Sledding, once a too-short run that ended in a clumsy tumble at the bottom, took on a new grace and rhythm as we snaked down the mountain. Mr. Phillips paused to show me how to edge the sled, as in skiing, and how to sit back. We darted around snow-covered logs, spilled over tiny frozen falls and ducked beneath sugar lines strung among the maples.
A conga line of snowstorms had smothered New England, and we weren’t the first ones carving up slopes on Mad River Rockets. Allie Rood, 19, of Warren had already snowshoed up 2,750 feet on Mount Ellen in Sugarbush in November, before the ski area opened for the season, and free-sledded to the bottom. “I was just floating through the snow,” Ms. Rood said of the day, considered a “first descent” by Mr. Sellers.
Mr. Sellers said that in collecting peaks, a long-standing Rocket tradition was to pop a bottle of Champagne at the summit, eat some sandwiches and then race to the bottom in groups of 20 to 30 people. “We set free the mountains of Vermont,” he said.
For nearly as long as Mr. Sellers has been freeing other mountains, he has also owned a large swath on Prickly Mountain, near Sugarbush. Prickly Mountain is the future site of the Mad River Rocket Sled Park. When Mr. Sellers recently learned that foresters planned to cull some of the trees on the mountain, he and Mr. Phillips decided it would be the perfect time to create a backcountry sledding area, complete with natural halfpipes, sled-friendly glades and a rope tow.
Free-sledding is quickly spreading among extreme-sports enthusiasts who want to experience yet another adrenaline rush. “I felt like a professional the very first time I was on the thing,” Todd Saunders, a telemark skier, snowboarder and kayaker from Wenatchee, Wash., said in a phone interview. “I couldn’t believe that a sled could actually steer and do all this stuff I was doing on skis.”
A flurry of free-sledding videos, showing long swooshes through Utah powder, launches off backyard jumps and sleds bumping down stairs (set to Kenny Loggins’s “Danger Zone”), has hit YouTube and other Internet sites.

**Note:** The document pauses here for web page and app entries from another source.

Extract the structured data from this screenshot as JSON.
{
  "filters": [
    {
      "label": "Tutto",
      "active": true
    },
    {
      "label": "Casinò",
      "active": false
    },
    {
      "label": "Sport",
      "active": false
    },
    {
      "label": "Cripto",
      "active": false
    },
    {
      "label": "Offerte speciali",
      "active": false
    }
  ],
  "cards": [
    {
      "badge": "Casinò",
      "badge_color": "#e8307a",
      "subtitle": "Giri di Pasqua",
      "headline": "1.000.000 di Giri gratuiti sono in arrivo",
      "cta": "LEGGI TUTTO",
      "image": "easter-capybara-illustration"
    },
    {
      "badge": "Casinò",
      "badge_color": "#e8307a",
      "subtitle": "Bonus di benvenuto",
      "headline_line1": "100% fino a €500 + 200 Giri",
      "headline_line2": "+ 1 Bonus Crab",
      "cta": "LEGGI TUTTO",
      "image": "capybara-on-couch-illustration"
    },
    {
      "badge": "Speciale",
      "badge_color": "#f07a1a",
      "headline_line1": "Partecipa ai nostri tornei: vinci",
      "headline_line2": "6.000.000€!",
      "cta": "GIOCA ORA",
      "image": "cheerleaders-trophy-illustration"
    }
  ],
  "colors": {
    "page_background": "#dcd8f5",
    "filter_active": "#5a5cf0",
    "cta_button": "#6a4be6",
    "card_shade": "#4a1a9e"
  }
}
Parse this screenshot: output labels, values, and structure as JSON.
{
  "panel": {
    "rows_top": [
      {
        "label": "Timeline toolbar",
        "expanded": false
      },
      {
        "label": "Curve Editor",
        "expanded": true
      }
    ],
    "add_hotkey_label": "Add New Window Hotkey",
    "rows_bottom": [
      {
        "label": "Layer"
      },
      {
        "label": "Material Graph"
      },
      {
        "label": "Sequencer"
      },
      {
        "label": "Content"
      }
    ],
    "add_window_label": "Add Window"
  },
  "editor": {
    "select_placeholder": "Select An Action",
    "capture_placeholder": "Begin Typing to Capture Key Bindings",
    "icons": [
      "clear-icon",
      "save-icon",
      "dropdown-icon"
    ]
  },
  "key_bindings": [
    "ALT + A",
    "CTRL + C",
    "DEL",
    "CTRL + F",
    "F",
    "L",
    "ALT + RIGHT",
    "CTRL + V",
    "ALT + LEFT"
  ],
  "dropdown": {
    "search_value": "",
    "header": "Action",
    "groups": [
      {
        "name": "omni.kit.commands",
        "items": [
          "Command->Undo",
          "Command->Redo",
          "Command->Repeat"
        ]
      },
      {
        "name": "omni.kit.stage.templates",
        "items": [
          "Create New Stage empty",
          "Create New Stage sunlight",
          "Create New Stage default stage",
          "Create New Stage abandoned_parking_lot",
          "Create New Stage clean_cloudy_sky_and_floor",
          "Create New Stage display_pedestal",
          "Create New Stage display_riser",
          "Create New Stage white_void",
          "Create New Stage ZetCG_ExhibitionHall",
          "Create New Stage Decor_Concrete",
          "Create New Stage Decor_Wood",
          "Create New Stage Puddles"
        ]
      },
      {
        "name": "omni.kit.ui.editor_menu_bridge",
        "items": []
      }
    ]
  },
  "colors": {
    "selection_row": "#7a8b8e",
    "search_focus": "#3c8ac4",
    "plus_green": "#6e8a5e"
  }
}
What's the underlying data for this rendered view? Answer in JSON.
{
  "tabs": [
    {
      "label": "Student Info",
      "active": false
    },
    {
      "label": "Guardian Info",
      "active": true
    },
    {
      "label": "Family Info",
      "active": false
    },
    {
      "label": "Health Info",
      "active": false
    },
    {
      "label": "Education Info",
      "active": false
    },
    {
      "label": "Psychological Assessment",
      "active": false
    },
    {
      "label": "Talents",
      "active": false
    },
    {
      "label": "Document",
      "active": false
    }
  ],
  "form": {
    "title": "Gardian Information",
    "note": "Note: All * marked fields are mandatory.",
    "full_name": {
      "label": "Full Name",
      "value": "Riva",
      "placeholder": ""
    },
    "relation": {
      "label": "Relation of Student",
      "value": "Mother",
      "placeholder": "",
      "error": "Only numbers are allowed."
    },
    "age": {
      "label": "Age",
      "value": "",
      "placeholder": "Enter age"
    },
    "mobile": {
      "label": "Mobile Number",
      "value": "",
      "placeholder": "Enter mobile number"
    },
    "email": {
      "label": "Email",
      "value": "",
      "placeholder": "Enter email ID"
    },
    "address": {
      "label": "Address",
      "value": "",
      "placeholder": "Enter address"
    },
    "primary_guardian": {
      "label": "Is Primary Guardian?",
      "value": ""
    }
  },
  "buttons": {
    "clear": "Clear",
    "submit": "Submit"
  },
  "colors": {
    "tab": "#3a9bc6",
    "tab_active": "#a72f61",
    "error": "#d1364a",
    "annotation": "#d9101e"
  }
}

This winter, Mad River Rocket is calling for more videos and photos on its Web site (www.madriverrocket.com).
It’s difficult to watch the stunts, or hop on a sled, without wondering about the risks of hurtling into the backcountry and off ramps with slippery plastic strapped to your knees. Mr. Saunders told me that crashing was like landing on a bag of marshmallows, but I wasn’t convinced. Halfway through my run off Lincoln Gap, I stopped to ask Mr. Phillips, “What about the trees?”
He said, “Don’t worry about the trees.”
I pushed myself forward and — wham! — smacked right into a beech. But the sled’s bow took the brunt of the crash.
Though Mr. Sellers said he knew of no serious accidents on Mad River Rockets, he said it’s only a matter of time before sledders “messing around” get hurt.
For some, the cost of free-sledding — $99 for the Killer B — may also be a deterrent. Darlene Murphy is another Vermonter who goes extreme sledding down steep mountains with friends, but on homemade sleds. “We don’t want to use those commercial things,” she said.
But Mr. Phillips’s snowmobile and planned rope tow aside, free-sledding upholds the original vision of an earth-friendly alternative to skiing. Mad River Rocket shells are made in Ohio from recycled plastic. “They require no parking lots, no sewer systems, no condos, no footprints,” he said.
Well, maybe a footprint, or a sinewy sled print, until the next snowstorm comes along.